Post # 1
- Wedding: May 2012 - Salvage One, Chicago
So Hubby-to-be and I got engaged in early September and I’ve been wondering about an engagement party, but I have no clue as to who throws it, what it should entail, who would be invited, what’s the real point, etc. Can you girls offer some advice? With the holidays coming up we’ll end up making all of the family rounds, so I don’t know if there is still a point to have a party or a night out to celebrate
Post # 3
Well, you have to announce your engagement somehow, so that when your friends and family-members hold THEIR weddings (or other formal events) they know that they have to send an invitation to your fiance, and they know whom to address it to, and where. Nowadays you can take care of that by changing your status on Facebook.
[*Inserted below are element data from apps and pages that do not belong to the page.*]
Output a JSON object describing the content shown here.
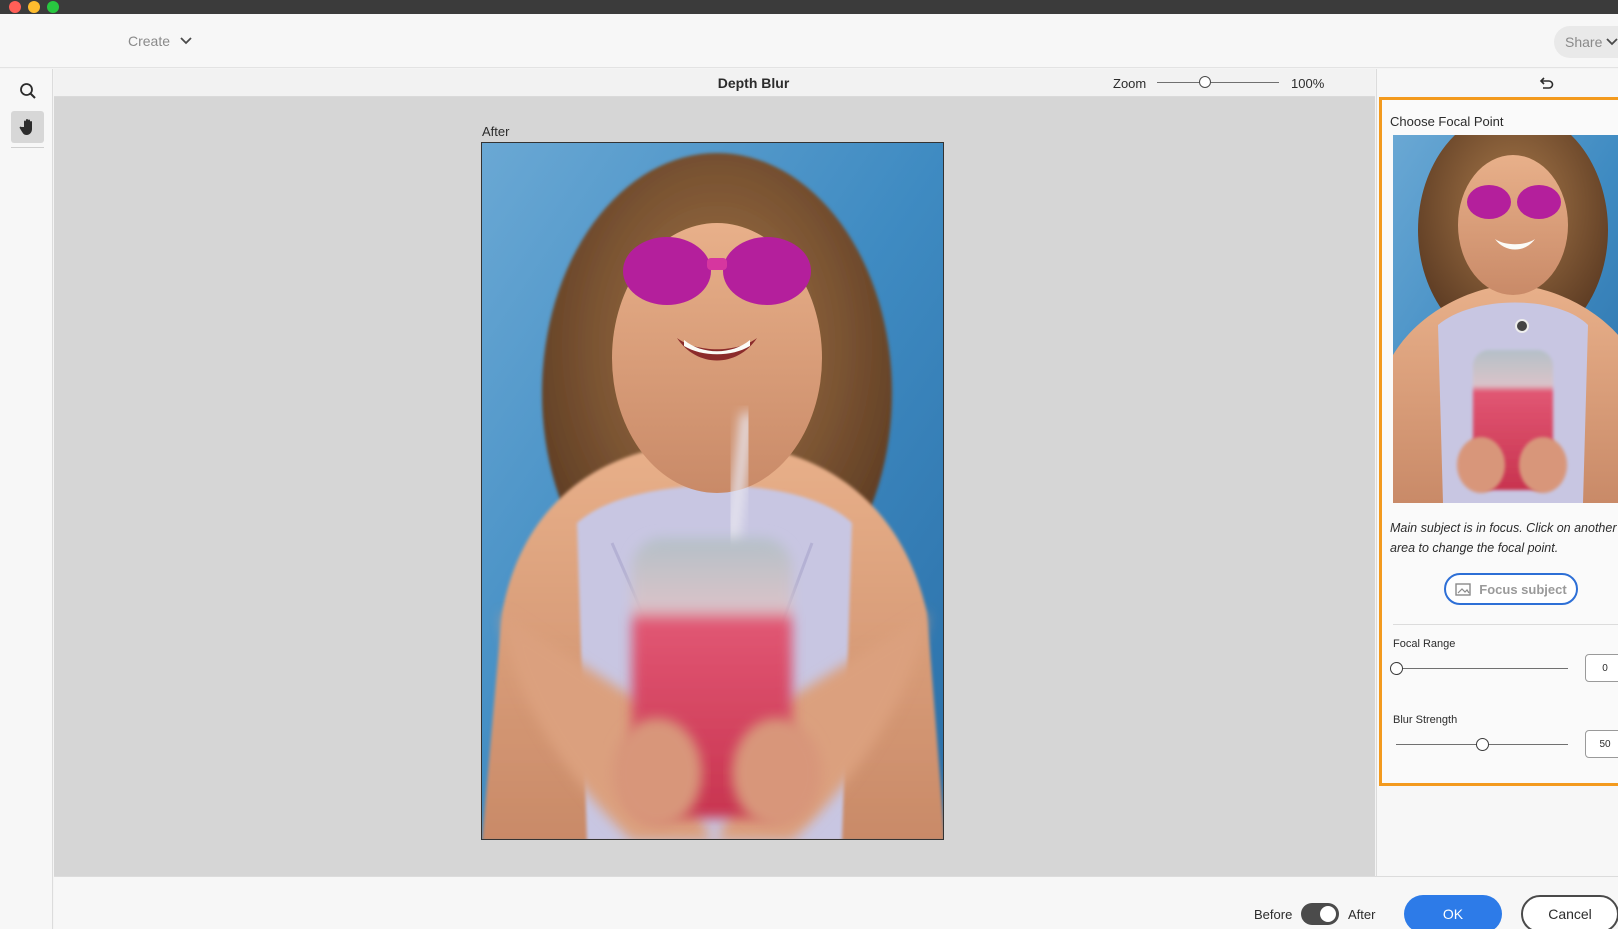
{
  "toolbar": {
    "create_label": "Create",
    "share_label": "Share"
  },
  "tools": [
    {
      "icon": "search-icon"
    },
    {
      "icon": "hand-icon",
      "selected": true
    }
  ],
  "canvas": {
    "title": "Depth Blur",
    "zoom_label": "Zoom",
    "zoom_value": "100%",
    "view_label": "After"
  },
  "panel": {
    "title": "Choose Focal Point",
    "description": "Main subject is in focus. Click on another area to change the focal point.",
    "focus_button_label": "Focus subject",
    "focal_range": {
      "label": "Focal Range",
      "value": "0",
      "fraction": 0.0
    },
    "blur_strength": {
      "label": "Blur Strength",
      "value": "50",
      "fraction": 0.5
    }
  },
  "footer": {
    "before_label": "Before",
    "after_label": "After",
    "toggle_state": "After",
    "ok_label": "OK",
    "cancel_label": "Cancel"
  },
  "colors": {
    "accent_blue": "#2d7be8",
    "panel_highlight": "#f39a1e",
    "canvas_bg": "#d6d6d6"
  }
}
But it’s more fun to do it by inviting everyone over for whatever kind of party folk in your social circle normally have — usually one of the larger such parties because you want to target as many people as possible — and then dropping the announcement into their midst at the height of the party.
That’s the actual *traditional* way of doing an engagement party, and it gets around the “are gifts expected” question, because no-one knows that it’s an engagement party until after the fact. And, since (unknowing as they are) no-one is bringing presents or coming just to honour you, it is perfectly acceptable for you to throw the party. It is even a courteous thing to do, since it keeps everyone in the social loop, and prevents the passive-aggressive game of people gossiping about the rock on the newly-engaged girls’ fingers but not knowing how to ask about it, while the girls in return flash their rings hoping people notice but not wanting to be obvious and bring it up. Sigh: the olden days had so much less angsty drama!
Nowadays, engagement parties are often thrown as part of the cycle of wedding parties showcasing the bride-to-be (and her groom) and are mixed in with showers as a gift-gathering occasion that should be given in honour of the bride and groom by somebody else. I find that kind of engagement party a bit over-the-top and unnecessary — but if you HAVE already changed your facebook status, you’re too late for the traditional kind. It is a good alternative if you have complicated parental relationships: one set of estranged parents-and-steps can throw the engagement party and then keep their fingers out of the reception or rehearsal parties, so that everyone has their own little kingdom to rule over, and they don’t need to squabble over the wedding as a whole.
Post # 4
you can go out to celebrate your engagement, but don’t throw your own engagement party. it will look like a gift grab. someone should offer to host one for you.
Post # 5
We aren’t going to have an engagement party. Planning the wedding is enough! If someone, a close friend or something, had offered to host one, we wouldn’t have said no though (parents are out of the question since they live far away) – but whatever. I’m still a little confused about whether you can invite people to the e-party but not the wedding and I don’t want to offend anyone – so I guess another reason not to have one!
I really don’t think you HAVE to have one, and I think it’s another thing (ahem, expense?) that’s been hyped up by the industry since the traditional type is sort of obsolete (when the father of the bride invites everyone to make an announcement of the engagement). As long as you let those closest to you know about the engagement, whether it be by phone, email, facebook, that’s really all you need to do.
Post # 6
We are having a traditional engagement ceremony (dam hoi). It is a vietnamese tradition that my parents insisted on keeping so they are planning the party. The ceremony is similar to that of the rehersal dinner, however it is months in advance of the wedding. We invited a few of our friends, but it is strictly for family members from both sides to get together to be introduced to one another.
Post # 7
We had an engagement party, hosted by my Future Mother-In-Law and Future Father-In-Law. It was in their home, nice and informal. To me, it was an excellent oppurtunity to have my extended family meet FI’s extended family.
To answer jenter:‘s question about who gets invited. Everyone that gets invited to the engagement party should be invited to the wedding. We limited our e-party invite list to family only (which was good because we had over 80 people!), but depending on who hosts, close family friends may be invited as well.
Post # 8
@rachaelrobin: See, I’ve definitely heard that, but also know a handful of friends that have been invited to eparties but not the wedding (and no offense was taken) usually it was to cast a wide social net to include friends, acquaintances, co-workers that are local, but the actual wedding took place in another state, so maybe that made it ‘ok’? … idk, very confusing.
Post # 9
The distinction is whether it is treated as a social event where an engagement just happens to be the current topic of interest (or is announced) — in which case anyone can give the party and anyone can be invited; or whether it is treated as part of the round of pre-wedding events, in which case it has to be given by someone else and only future wedding guests should be included.